— THE TASK —
In the material below, how many lines contain the word "button"? The reply must be that number alone.

— DATA SUPPLIED —
#####

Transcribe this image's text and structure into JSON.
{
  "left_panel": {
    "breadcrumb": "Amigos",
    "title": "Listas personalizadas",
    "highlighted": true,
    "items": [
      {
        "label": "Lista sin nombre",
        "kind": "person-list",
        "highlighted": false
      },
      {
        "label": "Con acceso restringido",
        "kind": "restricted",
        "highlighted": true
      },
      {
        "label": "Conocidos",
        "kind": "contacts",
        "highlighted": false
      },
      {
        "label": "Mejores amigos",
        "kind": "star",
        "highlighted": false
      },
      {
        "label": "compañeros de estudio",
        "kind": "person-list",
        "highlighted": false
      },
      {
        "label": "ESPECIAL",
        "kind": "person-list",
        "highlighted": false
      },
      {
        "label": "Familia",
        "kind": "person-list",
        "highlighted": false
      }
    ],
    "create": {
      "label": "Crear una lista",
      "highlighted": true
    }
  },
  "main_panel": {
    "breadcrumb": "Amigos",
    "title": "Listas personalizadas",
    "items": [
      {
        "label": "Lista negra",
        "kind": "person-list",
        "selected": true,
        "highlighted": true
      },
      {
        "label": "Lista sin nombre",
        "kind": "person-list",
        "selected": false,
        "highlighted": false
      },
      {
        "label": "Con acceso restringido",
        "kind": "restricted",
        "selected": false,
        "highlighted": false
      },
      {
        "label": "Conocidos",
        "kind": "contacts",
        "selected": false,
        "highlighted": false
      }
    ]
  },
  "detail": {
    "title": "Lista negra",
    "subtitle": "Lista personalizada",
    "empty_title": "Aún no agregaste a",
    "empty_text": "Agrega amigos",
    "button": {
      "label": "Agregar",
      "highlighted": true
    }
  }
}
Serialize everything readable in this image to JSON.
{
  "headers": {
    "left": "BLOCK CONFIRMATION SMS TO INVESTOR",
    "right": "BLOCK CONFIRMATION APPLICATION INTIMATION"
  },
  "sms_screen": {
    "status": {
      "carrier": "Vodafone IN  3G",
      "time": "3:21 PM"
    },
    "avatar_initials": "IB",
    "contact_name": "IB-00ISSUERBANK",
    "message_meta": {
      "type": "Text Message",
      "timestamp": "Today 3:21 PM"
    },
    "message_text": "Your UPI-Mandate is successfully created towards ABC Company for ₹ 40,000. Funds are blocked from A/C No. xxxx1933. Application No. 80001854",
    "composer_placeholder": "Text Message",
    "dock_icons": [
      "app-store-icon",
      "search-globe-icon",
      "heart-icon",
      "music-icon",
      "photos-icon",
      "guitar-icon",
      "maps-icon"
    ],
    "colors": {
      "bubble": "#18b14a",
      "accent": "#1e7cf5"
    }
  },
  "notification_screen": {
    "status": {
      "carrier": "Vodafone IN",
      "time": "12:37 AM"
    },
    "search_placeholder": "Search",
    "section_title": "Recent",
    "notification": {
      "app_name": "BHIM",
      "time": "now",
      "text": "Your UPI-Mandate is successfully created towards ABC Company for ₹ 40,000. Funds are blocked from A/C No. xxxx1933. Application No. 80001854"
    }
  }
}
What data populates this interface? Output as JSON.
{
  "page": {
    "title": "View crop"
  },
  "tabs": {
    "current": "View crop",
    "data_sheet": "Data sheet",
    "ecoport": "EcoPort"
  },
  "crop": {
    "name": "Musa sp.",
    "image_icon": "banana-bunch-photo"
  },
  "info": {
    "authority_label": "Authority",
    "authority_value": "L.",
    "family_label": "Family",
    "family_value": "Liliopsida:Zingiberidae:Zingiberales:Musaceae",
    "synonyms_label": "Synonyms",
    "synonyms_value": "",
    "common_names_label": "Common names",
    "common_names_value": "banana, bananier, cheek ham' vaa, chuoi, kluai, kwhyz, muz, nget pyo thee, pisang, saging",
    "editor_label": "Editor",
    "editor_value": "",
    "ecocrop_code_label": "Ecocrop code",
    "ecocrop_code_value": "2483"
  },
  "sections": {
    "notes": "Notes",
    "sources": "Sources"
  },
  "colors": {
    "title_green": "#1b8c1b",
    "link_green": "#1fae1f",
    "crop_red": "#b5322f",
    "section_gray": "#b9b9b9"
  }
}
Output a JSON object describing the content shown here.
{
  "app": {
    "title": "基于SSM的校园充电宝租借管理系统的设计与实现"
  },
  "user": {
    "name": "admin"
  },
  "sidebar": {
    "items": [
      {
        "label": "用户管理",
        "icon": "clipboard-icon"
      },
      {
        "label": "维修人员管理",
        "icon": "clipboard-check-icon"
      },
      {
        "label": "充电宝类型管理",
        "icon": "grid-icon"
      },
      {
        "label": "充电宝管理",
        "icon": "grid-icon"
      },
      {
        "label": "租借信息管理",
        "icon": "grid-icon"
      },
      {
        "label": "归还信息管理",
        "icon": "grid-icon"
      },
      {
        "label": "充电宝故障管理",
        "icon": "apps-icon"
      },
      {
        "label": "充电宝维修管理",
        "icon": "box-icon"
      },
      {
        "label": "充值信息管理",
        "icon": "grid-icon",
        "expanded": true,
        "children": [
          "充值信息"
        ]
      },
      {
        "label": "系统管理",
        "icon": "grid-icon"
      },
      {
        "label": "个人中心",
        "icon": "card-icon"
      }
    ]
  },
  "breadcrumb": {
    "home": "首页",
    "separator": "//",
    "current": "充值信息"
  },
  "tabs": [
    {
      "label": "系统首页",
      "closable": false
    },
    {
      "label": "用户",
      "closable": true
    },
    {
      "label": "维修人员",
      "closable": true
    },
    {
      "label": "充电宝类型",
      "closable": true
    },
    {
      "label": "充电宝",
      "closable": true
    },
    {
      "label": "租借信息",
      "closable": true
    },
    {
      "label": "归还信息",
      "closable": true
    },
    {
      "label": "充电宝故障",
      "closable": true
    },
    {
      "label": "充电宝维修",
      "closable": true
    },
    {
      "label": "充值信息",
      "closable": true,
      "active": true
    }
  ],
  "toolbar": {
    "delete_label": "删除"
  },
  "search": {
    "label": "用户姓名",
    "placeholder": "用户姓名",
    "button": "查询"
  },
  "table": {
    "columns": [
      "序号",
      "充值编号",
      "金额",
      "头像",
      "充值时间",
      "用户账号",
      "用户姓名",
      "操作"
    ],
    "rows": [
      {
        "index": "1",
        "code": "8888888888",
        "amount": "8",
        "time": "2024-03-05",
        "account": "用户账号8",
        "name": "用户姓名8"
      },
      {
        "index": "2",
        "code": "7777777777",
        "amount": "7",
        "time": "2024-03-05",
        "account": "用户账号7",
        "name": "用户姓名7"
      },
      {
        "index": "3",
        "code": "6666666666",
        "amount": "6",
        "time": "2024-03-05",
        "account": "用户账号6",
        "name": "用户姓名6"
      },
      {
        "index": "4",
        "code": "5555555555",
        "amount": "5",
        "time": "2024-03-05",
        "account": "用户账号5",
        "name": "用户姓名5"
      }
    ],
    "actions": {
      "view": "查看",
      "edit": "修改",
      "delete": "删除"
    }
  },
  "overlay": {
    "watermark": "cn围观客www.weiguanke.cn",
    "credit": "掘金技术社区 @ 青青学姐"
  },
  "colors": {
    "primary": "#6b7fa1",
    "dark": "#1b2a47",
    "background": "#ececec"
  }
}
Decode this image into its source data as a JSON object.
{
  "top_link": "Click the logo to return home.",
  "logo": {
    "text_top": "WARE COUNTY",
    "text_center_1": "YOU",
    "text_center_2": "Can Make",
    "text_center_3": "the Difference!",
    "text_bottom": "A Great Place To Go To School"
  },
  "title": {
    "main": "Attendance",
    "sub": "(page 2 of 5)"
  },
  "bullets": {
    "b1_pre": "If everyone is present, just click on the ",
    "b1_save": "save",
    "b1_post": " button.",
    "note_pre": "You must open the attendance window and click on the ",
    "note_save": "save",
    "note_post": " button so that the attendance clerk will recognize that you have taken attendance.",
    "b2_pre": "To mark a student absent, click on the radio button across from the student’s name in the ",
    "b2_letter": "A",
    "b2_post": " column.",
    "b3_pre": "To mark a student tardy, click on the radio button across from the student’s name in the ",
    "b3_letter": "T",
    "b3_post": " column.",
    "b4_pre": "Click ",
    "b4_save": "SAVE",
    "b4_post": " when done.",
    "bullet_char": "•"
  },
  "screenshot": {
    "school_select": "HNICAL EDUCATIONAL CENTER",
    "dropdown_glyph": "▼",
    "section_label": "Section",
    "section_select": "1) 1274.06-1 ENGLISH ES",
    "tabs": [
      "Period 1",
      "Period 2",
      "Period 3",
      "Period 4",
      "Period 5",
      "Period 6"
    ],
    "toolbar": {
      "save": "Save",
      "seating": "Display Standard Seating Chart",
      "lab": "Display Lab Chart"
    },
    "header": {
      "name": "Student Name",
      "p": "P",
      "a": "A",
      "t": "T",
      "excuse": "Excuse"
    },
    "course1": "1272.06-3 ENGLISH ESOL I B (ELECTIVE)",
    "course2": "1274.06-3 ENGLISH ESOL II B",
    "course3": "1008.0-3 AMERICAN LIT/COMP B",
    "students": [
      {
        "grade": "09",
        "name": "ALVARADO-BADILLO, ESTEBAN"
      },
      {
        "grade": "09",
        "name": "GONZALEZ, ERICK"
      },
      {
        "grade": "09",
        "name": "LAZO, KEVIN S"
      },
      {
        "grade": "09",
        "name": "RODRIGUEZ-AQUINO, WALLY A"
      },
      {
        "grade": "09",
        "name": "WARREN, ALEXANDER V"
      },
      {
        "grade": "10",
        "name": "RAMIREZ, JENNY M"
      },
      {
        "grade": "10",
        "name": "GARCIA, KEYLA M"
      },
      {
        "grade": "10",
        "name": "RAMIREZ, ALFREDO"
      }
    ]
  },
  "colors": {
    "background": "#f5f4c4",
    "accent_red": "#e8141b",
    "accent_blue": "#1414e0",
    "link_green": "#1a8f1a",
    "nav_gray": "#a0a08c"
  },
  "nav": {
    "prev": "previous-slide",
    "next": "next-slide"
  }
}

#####

— WRITTEN RESPONSE —
6